WHAT TO PRODUCE:
The data that follows should be copied out exactly.

Web page and app entries:

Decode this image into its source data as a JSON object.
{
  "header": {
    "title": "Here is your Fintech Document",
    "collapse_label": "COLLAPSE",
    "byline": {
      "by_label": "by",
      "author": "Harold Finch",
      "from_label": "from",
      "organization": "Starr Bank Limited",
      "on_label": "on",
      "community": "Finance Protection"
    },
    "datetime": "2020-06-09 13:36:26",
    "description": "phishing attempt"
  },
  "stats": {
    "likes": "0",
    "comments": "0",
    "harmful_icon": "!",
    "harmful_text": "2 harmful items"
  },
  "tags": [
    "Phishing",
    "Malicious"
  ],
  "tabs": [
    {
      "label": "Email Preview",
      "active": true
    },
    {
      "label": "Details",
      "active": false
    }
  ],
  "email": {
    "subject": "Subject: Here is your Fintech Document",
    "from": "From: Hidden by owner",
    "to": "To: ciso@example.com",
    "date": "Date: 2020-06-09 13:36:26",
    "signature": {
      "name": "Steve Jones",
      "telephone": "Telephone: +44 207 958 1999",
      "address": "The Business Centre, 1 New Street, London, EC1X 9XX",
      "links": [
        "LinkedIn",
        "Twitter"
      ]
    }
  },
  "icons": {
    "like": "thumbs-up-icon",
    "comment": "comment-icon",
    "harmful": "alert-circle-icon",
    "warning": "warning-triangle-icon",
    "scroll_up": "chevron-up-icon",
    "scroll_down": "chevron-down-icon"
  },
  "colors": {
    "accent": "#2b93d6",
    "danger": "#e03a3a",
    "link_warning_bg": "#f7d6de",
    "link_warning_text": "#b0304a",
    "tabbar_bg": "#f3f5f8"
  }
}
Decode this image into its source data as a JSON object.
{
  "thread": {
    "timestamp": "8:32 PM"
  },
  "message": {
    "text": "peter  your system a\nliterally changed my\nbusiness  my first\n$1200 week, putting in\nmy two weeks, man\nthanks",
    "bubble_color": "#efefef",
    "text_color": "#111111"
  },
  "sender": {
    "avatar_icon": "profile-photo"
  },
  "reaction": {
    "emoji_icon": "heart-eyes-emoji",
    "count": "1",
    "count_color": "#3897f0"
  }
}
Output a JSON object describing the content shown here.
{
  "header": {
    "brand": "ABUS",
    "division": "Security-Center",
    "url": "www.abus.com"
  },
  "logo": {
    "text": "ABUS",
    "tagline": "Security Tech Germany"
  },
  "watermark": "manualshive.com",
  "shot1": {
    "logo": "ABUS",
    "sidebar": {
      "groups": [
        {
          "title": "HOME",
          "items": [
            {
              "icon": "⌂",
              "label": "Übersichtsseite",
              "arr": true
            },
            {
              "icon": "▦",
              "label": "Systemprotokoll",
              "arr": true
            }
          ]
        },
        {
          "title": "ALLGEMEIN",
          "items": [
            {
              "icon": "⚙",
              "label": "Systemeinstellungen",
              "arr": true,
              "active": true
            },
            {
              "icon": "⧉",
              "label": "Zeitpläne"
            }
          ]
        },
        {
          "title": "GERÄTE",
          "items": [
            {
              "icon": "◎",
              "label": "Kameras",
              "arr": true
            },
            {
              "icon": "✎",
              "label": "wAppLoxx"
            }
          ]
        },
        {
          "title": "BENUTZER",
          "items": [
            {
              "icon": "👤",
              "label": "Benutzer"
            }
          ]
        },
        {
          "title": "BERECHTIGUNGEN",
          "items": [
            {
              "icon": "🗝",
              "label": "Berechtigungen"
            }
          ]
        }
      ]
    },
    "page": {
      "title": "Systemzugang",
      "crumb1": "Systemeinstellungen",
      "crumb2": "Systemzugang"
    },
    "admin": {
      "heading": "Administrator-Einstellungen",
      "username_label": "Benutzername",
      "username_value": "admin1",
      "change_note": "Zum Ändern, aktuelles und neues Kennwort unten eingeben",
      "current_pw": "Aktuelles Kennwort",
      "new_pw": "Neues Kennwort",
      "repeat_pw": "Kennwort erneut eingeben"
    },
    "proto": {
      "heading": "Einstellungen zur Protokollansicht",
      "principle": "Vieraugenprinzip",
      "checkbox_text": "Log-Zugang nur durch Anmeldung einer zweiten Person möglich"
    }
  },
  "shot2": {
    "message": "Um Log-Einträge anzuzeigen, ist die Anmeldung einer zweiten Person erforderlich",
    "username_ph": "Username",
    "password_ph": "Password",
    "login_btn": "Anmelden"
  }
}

TASK SOLUTION:
Decode this image into its source data as a JSON object.
{
  "header": {
    "title": "Here is your Fintech Document",
    "collapse_label": "COLLAPSE",
    "byline": {
      "by_label": "by",
      "author": "Harold Finch",
      "from_label": "from",
      "organization": "Starr Bank Limited",
      "on_label": "on",
      "community": "Finance Protection"
    },
    "datetime": "2020-06-09 13:36:26",
    "description": "phishing attempt"
  },
  "stats": {
    "likes": "0",
    "comments": "0",
    "harmful_icon": "!",
    "harmful_text": "2 harmful items"
  },
  "tags": [
    "Phishing",
    "Malicious"
  ],
  "tabs": [
    {
      "label": "Email Preview",
      "active": true
    },
    {
      "label": "Details",
      "active": false
    }
  ],
  "email": {
    "subject": "Subject: Here is your Fintech Document",
    "from": "From: Hidden by owner",
    "to": "To: ciso@example.com",
    "date": "Date: 2020-06-09 13:36:26",
    "signature": {
      "name": "Steve Jones",
      "telephone": "Telephone: +44 207 958 1999",
      "address": "The Business Centre, 1 New Street, London, EC1X 9XX",
      "links": [
        "LinkedIn",
        "Twitter"
      ]
    }
  },
  "icons": {
    "like": "thumbs-up-icon",
    "comment": "comment-icon",
    "harmful": "alert-circle-icon",
    "warning": "warning-triangle-icon",
    "scroll_up": "chevron-up-icon",
    "scroll_down": "chevron-down-icon"
  },
  "colors": {
    "accent": "#2b93d6",
    "danger": "#e03a3a",
    "link_warning_bg": "#f7d6de",
    "link_warning_text": "#b0304a",
    "tabbar_bg": "#f3f5f8"
  }
}
Decode this image into its source data as a JSON object.
{
  "thread": {
    "timestamp": "8:32 PM"
  },
  "message": {
    "text": "peter  your system a\nliterally changed my\nbusiness  my first\n$1200 week, putting in\nmy two weeks, man\nthanks",
    "bubble_color": "#efefef",
    "text_color": "#111111"
  },
  "sender": {
    "avatar_icon": "profile-photo"
  },
  "reaction": {
    "emoji_icon": "heart-eyes-emoji",
    "count": "1",
    "count_color": "#3897f0"
  }
}
Output a JSON object describing the content shown here.
{
  "header": {
    "brand": "ABUS",
    "division": "Security-Center",
    "url": "www.abus.com"
  },
  "logo": {
    "text": "ABUS",
    "tagline": "Security Tech Germany"
  },
  "watermark": "manualshive.com",
  "shot1": {
    "logo": "ABUS",
    "sidebar": {
      "groups": [
        {
          "title": "HOME",
          "items": [
            {
              "icon": "⌂",
              "label": "Übersichtsseite",
              "arr": true
            },
            {
              "icon": "▦",
              "label": "Systemprotokoll",
              "arr": true
            }
          ]
        },
        {
          "title": "ALLGEMEIN",
          "items": [
            {
              "icon": "⚙",
              "label": "Systemeinstellungen",
              "arr": true,
              "active": true
            },
            {
              "icon": "⧉",
              "label": "Zeitpläne"
            }
          ]
        },
        {
          "title": "GERÄTE",
          "items": [
            {
              "icon": "◎",
              "label": "Kameras",
              "arr": true
            },
            {
              "icon": "✎",
              "label": "wAppLoxx"
            }
          ]
        },
        {
          "title": "BENUTZER",
          "items": [
            {
              "icon": "👤",
              "label": "Benutzer"
            }
          ]
        },
        {
          "title": "BERECHTIGUNGEN",
          "items": [
            {
              "icon": "🗝",
              "label": "Berechtigungen"
            }
          ]
        }
      ]
    },
    "page": {
      "title": "Systemzugang",
      "crumb1": "Systemeinstellungen",
      "crumb2": "Systemzugang"
    },
    "admin": {
      "heading": "Administrator-Einstellungen",
      "username_label": "Benutzername",
      "username_value": "admin1",
      "change_note": "Zum Ändern, aktuelles und neues Kennwort unten eingeben",
      "current_pw": "Aktuelles Kennwort",
      "new_pw": "Neues Kennwort",
      "repeat_pw": "Kennwort erneut eingeben"
    },
    "proto": {
      "heading": "Einstellungen zur Protokollansicht",
      "principle": "Vieraugenprinzip",
      "checkbox_text": "Log-Zugang nur durch Anmeldung einer zweiten Person möglich"
    }
  },
  "shot2": {
    "message": "Um Log-Einträge anzuzeigen, ist die Anmeldung einer zweiten Person erforderlich",
    "username_ph": "Username",
    "password_ph": "Password",
    "login_btn": "Anmelden"
  }
}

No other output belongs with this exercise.